This multi-disciplinary, implementation science project is nested within a larger NIH-funded study, the HIV-1 Counseling and Testing for Children at Home (CATCH) Study, which will examine uptake of, and response to, treatment in HIV-infected children identified via their parents. My sub-study will take place during the screening and enrollment phase for CATCH;
we aim to develop and optimize operational mechanisms to identify undiagnosed, asymptomatic HIV-1 infected children in Kenya and bring them into HIV care. To find these undiagnosed children, we propose to access their HIV-1 infected parents through various access points at HIV testing and treatment centers and offer them either home-based or clinic-based testing for their children of unknown HIV status. Our intent is compare clinic- versus home-based testing-in terms of yield, acceptability, feasibility, and cost. In order to holistically understand the challenges and facilitators to identifying undiagnosed children through home-based or clinic-base testing, we will collect three types of data: traditional quantitative epidemiological and program data, qualitative data from parents and care providers, and cost and impact data. Through the combination of these three methods, we hope to translate the benefit of medical advances in the form of HIV testing and treatment to a currently underserved population of undiagnosed children through targeting implementation challenges.

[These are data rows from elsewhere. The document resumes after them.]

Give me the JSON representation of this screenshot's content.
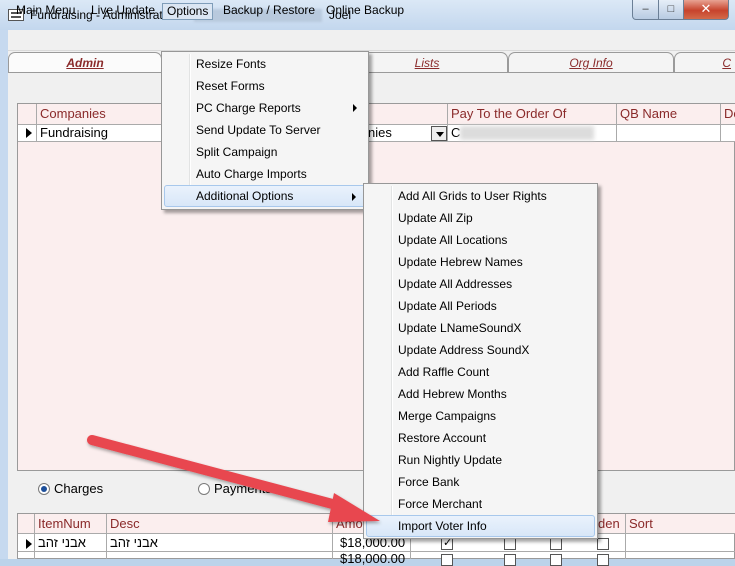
{
  "window": {
    "title": "Fundraising - Administration -",
    "user": "Joel",
    "controls": {
      "minimize": "–",
      "maximize": "□",
      "close": "✕"
    }
  },
  "menubar": [
    "Main Menu",
    "Live Update",
    "Options",
    "Backup / Restore",
    "Online Backup"
  ],
  "tabs": [
    "Admin",
    "Lists",
    "Org Info",
    "C"
  ],
  "companies_grid": {
    "headers": [
      "Companies",
      "Pay To the Order Of",
      "QB Name",
      "De"
    ],
    "row": {
      "name": "Fundraising",
      "mid": "nies",
      "payto": "C"
    }
  },
  "radios": {
    "charges": "Charges",
    "payments": "Payments",
    "selected": "charges"
  },
  "charges_grid": {
    "headers": [
      "ItemNum",
      "Desc",
      "Amo",
      "den",
      "Sort"
    ],
    "rows": [
      {
        "item": "אבני זהב",
        "desc": "אבני זהב",
        "amount": "$18,000.00"
      },
      {
        "item": "",
        "desc": "",
        "amount": "$18,000.00"
      }
    ]
  },
  "options_menu": [
    {
      "label": "Resize Fonts",
      "submenu": false
    },
    {
      "label": "Reset Forms",
      "submenu": false
    },
    {
      "label": "PC Charge Reports",
      "submenu": true
    },
    {
      "label": "Send Update To Server",
      "submenu": false
    },
    {
      "label": "Split Campaign",
      "submenu": false
    },
    {
      "label": "Auto Charge Imports",
      "submenu": false
    },
    {
      "label": "Additional Options",
      "submenu": true
    }
  ],
  "additional_options_menu": [
    "Add All Grids to User Rights",
    "Update All Zip",
    "Update All Locations",
    "Update Hebrew Names",
    "Update All Addresses",
    "Update All Periods",
    "Update LNameSoundX",
    "Update Address SoundX",
    "Add Raffle Count",
    "Add Hebrew Months",
    "Merge Campaigns",
    "Restore Account",
    "Run Nightly Update",
    "Force Bank",
    "Force Merchant",
    "Import Voter Info"
  ],
  "colors": {
    "header_text": "#8a2a2a",
    "grid_bg": "#fbeeee",
    "annotation_arrow": "#e8474f",
    "close_button": "#c7432c"
  }
}
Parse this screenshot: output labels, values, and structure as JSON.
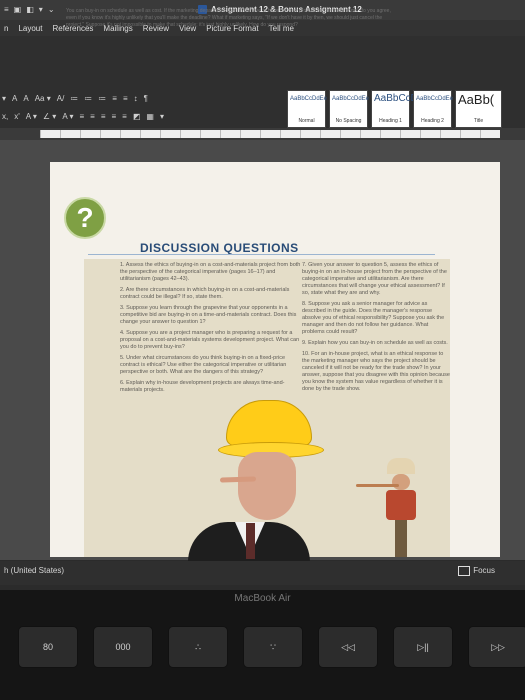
{
  "window": {
    "title": "Assignment 12 & Bonus Assignment 12",
    "quick_access": [
      "≡",
      "▣",
      "◧",
      "▾",
      "⌄"
    ]
  },
  "ribbon": {
    "tabs": [
      "n",
      "Layout",
      "References",
      "Mailings",
      "Review",
      "View",
      "Picture Format",
      "Tell me"
    ],
    "tools_row1": [
      "▾",
      "A",
      "A",
      "Aa ▾",
      "A/",
      "≔",
      "≔",
      "≔",
      "≡",
      "≡",
      "↕",
      "¶"
    ],
    "tools_row2": [
      "x,",
      "x'",
      "A ▾",
      "∠ ▾",
      "A ▾",
      "≡",
      "≡",
      "≡",
      "≡",
      "≡",
      "◩",
      "▦",
      "▾"
    ],
    "styles": [
      {
        "sample": "AaBbCcDdEe",
        "name": "Normal"
      },
      {
        "sample": "AaBbCcDdEe",
        "name": "No Spacing"
      },
      {
        "sample": "AaBbCcDc",
        "name": "Heading 1"
      },
      {
        "sample": "AaBbCcDdEe",
        "name": "Heading 2"
      },
      {
        "sample": "AaBb(",
        "name": "Title"
      }
    ]
  },
  "document": {
    "intro": "You can buy-in on schedule as well as cost. If the marketing department says, \"We have to have the new product for the trade show\" do you agree, even if you know it's highly unlikely that you'll make the deadline? What if marketing says, \"If we don't have it by then, we should just cancel the project.\" Suppose it's not impossible to make that schedule; it's just highly unlikely. How do you respond?",
    "badge": "?",
    "section_title": "DISCUSSION QUESTIONS",
    "questions_left": [
      "1. Assess the ethics of buying-in on a cost-and-materials project from both the perspective of the categorical imperative (pages 16–17) and utilitarianism (pages 42–43).",
      "2. Are there circumstances in which buying-in on a cost-and-materials contract could be illegal? If so, state them.",
      "3. Suppose you learn through the grapevine that your opponents in a competitive bid are buying-in on a time-and-materials contract. Does this change your answer to question 1?",
      "4. Suppose you are a project manager who is preparing a request for a proposal on a cost-and-materials systems development project. What can you do to prevent buy-ins?",
      "5. Under what circumstances do you think buying-in on a fixed-price contract is ethical? Use either the categorical imperative or utilitarian perspective or both. What are the dangers of this strategy?",
      "6. Explain why in-house development projects are always time-and-materials projects."
    ],
    "questions_right": [
      "7. Given your answer to question 5, assess the ethics of buying-in on an in-house project from the perspective of the categorical imperative and utilitarianism. Are there circumstances that will change your ethical assessment? If so, state what they are and why.",
      "8. Suppose you ask a senior manager for advice as described in the guide. Does the manager's response absolve you of ethical responsibility? Suppose you ask the manager and then do not follow her guidance. What problems could result?",
      "9. Explain how you can buy-in on schedule as well as costs.",
      "10. For an in-house project, what is an ethical response to the marketing manager who says the project should be canceled if it will not be ready for the trade show? In your answer, suppose that you disagree with this opinion because you know the system has value regardless of whether it is done by the trade show."
    ]
  },
  "statusbar": {
    "language": "h (United States)",
    "focus": "Focus"
  },
  "keyboard": {
    "brand": "MacBook Air",
    "keys": [
      "80",
      "000",
      "∴",
      "∵",
      "◁◁",
      "▷||",
      "▷▷"
    ]
  },
  "colors": {
    "badge": "#7fa044",
    "title": "#294c77",
    "panel": "#e4ddc8"
  }
}
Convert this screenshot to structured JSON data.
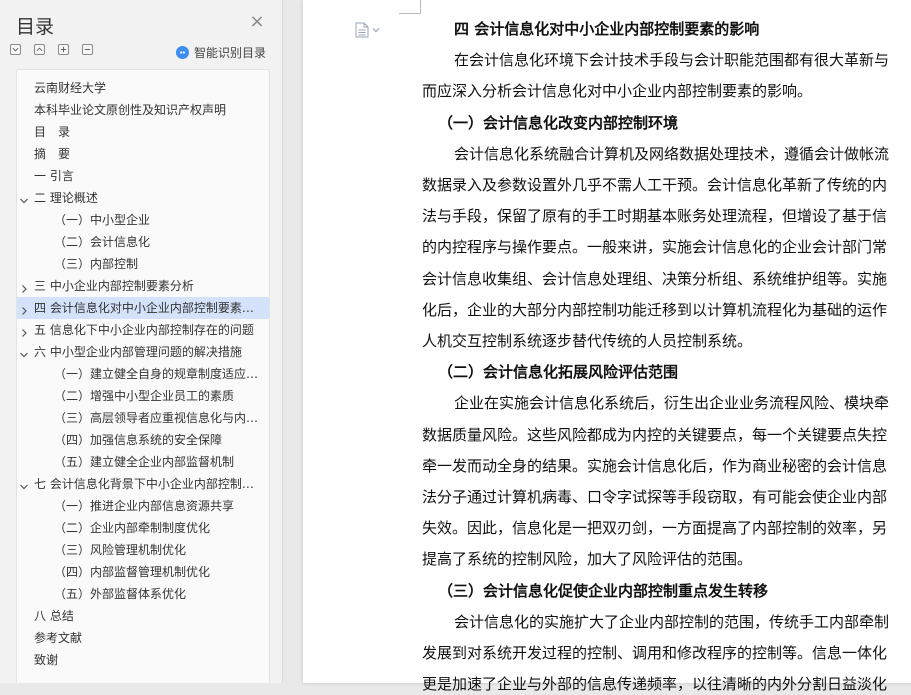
{
  "sidebar": {
    "title": "目录",
    "close_icon": "close-icon",
    "smart_label": "智能识别目录",
    "toc": [
      {
        "label": "云南财经大学",
        "level": 1,
        "arrow": ""
      },
      {
        "label": "本科毕业论文原创性及知识产权声明",
        "level": 1,
        "arrow": ""
      },
      {
        "label": "目　录",
        "level": 1,
        "arrow": ""
      },
      {
        "label": "摘　要",
        "level": 1,
        "arrow": ""
      },
      {
        "label": "一 引言",
        "level": 1,
        "arrow": ""
      },
      {
        "label": "二 理论概述",
        "level": 1,
        "arrow": "down"
      },
      {
        "label": "（一）中小型企业",
        "level": 2,
        "arrow": ""
      },
      {
        "label": "（二）会计信息化",
        "level": 2,
        "arrow": ""
      },
      {
        "label": "（三）内部控制",
        "level": 2,
        "arrow": ""
      },
      {
        "label": "三 中小企业内部控制要素分析",
        "level": 1,
        "arrow": "right"
      },
      {
        "label": "四 会计信息化对中小企业内部控制要素的影响",
        "level": 1,
        "arrow": "right",
        "selected": true
      },
      {
        "label": "五 信息化下中小企业内部控制存在的问题",
        "level": 1,
        "arrow": "right"
      },
      {
        "label": "六 中小型企业内部管理问题的解决措施",
        "level": 1,
        "arrow": "down"
      },
      {
        "label": "（一）建立健全自身的规章制度适应信息化",
        "level": 2,
        "arrow": ""
      },
      {
        "label": "（二）增强中小型企业员工的素质",
        "level": 2,
        "arrow": ""
      },
      {
        "label": "（三）高层领导者应重视信息化与内部控制",
        "level": 2,
        "arrow": ""
      },
      {
        "label": "（四）加强信息系统的安全保障",
        "level": 2,
        "arrow": ""
      },
      {
        "label": "（五）建立健全企业内部监督机制",
        "level": 2,
        "arrow": ""
      },
      {
        "label": "七 会计信息化背景下中小企业内部控制优化",
        "level": 1,
        "arrow": "down"
      },
      {
        "label": "（一）推进企业内部信息资源共享",
        "level": 2,
        "arrow": ""
      },
      {
        "label": "（二）企业内部牵制制度优化",
        "level": 2,
        "arrow": ""
      },
      {
        "label": "（三）风险管理机制优化",
        "level": 2,
        "arrow": ""
      },
      {
        "label": "（四）内部监督管理机制优化",
        "level": 2,
        "arrow": ""
      },
      {
        "label": "（五）外部监督体系优化",
        "level": 2,
        "arrow": ""
      },
      {
        "label": "八 总结",
        "level": 1,
        "arrow": ""
      },
      {
        "label": "参考文献",
        "level": 1,
        "arrow": ""
      },
      {
        "label": "致谢",
        "level": 1,
        "arrow": ""
      }
    ]
  },
  "document": {
    "lines": [
      {
        "text": "四  会计信息化对中小企业内部控制要素的影响",
        "heading": true,
        "indent": 1
      },
      {
        "text": "在会计信息化环境下会计技术手段与会计职能范围都有很大革新与",
        "indent": 1
      },
      {
        "text": "而应深入分析会计信息化对中小企业内部控制要素的影响。",
        "indent": 0
      },
      {
        "text": "（一）会计信息化改变内部控制环境",
        "heading": true,
        "indent": 0.5
      },
      {
        "text": "会计信息化系统融合计算机及网络数据处理技术，遵循会计做帐流",
        "indent": 1
      },
      {
        "text": "数据录入及参数设置外几乎不需人工干预。会计信息化革新了传统的内",
        "indent": 0
      },
      {
        "text": "法与手段，保留了原有的手工时期基本账务处理流程，但增设了基于信",
        "indent": 0
      },
      {
        "text": "的内控程序与操作要点。一般来讲，实施会计信息化的企业会计部门常",
        "indent": 0
      },
      {
        "text": "会计信息收集组、会计信息处理组、决策分析组、系统维护组等。实施",
        "indent": 0
      },
      {
        "text": "化后，企业的大部分内部控制功能迁移到以计算机流程化为基础的运作",
        "indent": 0
      },
      {
        "text": "人机交互控制系统逐步替代传统的人员控制系统。",
        "indent": 0
      },
      {
        "text": "（二）会计信息化拓展风险评估范围",
        "heading": true,
        "indent": 0.5
      },
      {
        "text": "企业在实施会计信息化系统后，衍生出企业业务流程风险、模块牵",
        "indent": 1
      },
      {
        "text": "数据质量风险。这些风险都成为内控的关键要点，每一个关键要点失控",
        "indent": 0
      },
      {
        "text": "牵一发而动全身的结果。实施会计信息化后，作为商业秘密的会计信息",
        "indent": 0
      },
      {
        "text": "法分子通过计算机病毒、口令字试探等手段窃取，有可能会使企业内部",
        "indent": 0
      },
      {
        "text": "失效。因此，信息化是一把双刃剑，一方面提高了内部控制的效率，另",
        "indent": 0
      },
      {
        "text": "提高了系统的控制风险，加大了风险评估的范围。",
        "indent": 0
      },
      {
        "text": "（三）会计信息化促使企业内部控制重点发生转移",
        "heading": true,
        "indent": 0.5
      },
      {
        "text": "会计信息化的实施扩大了企业内部控制的范围，传统手工内部牵制",
        "indent": 1
      },
      {
        "text": "发展到对系统开发过程的控制、调用和修改程序的控制等。信息一体化",
        "indent": 0
      },
      {
        "text": "更是加速了企业与外部的信息传递频率，以往清晰的内外分割日益淡化",
        "indent": 0
      }
    ]
  }
}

In sub-Saharan Africa, there is an urgent need to evaluate and optimize programs to identify undiagnosed HIV-1 infected children. Earlier identification and treatment of HIV-infected children has the potential to decrease morbidity and mortality associated with late presentation and also to decrease transmission of HIV upon sexual debut. This project will integrate qualitative and quantitative data collection methods at individual and facility-level to evaluate the uptake, feasibility, acceptability and cost-effectiveness of home-based and clinic-based HIV testing for children born to HIV-infected adults.
|Wagner, Anjuli D; O?Malley, Gabrielle; Firdawsi, Olivia et al. (2018) Brief Report: Disclosure, Consent, Opportunity Costs, and Inaccurate Risk Assessment Deter Pediatric HIV Testing: A Mixed-Methods Study. J Acquir Immune Defic Syndr 77:393-399|
|Wagner, Anjuli D; Njuguna, Irene N; Andere, Ruth A et al. (2017) Infant/child rapid serology tests fail to reliably assess HIV exposure among sick hospitalized infants. AIDS 31:F1-F7|
|Wagner, Anjuli D; Mugo, Cyrus; Njuguna, Irene N et al. (2016) Implementation and Operational Research: Active Referral of Children of HIV-Positive Adults Reveals High Prevalence of Undiagnosed HIV. J Acquir Immune Defic Syndr 73:e83-e89|
|Njuguna, Irene N; Wagner, Anjuli D; Cranmer, Lisa M et al. (2016) Hospitalized Children Reveal Health Systems Gaps in the Mother-Child HIV Care Cascade in Kenya. AIDS Patient Care STDS 30:119-24|
|Wagner, Anjuli D; Wachira, Cyrus M; Njuguna, Irene N et al. (2016) Active referral of children of HIV-positive adults reveals high prevalence of undiagnosed HIV. J Acquir Immune Defic Syndr :|
|Wagner, Anjuli; Slyker, Jennifer; Langat, Agnes et al. (2015) High mortality in HIV-infected children diagnosed in hospital underscores need for faster diagnostic turnaround time in prevention of mother-to-child transmission of HIV (PMTCT) programs. BMC Pediatr 15:10|
|Drake, Alison L; Wagner, Anjuli; Richardson, Barbra et al. (2014) Incident HIV during pregnancy and postpartum and risk of mother-to-child HIV transmission: a systematic review and meta-analysis. PLoS Med 11:e1001608|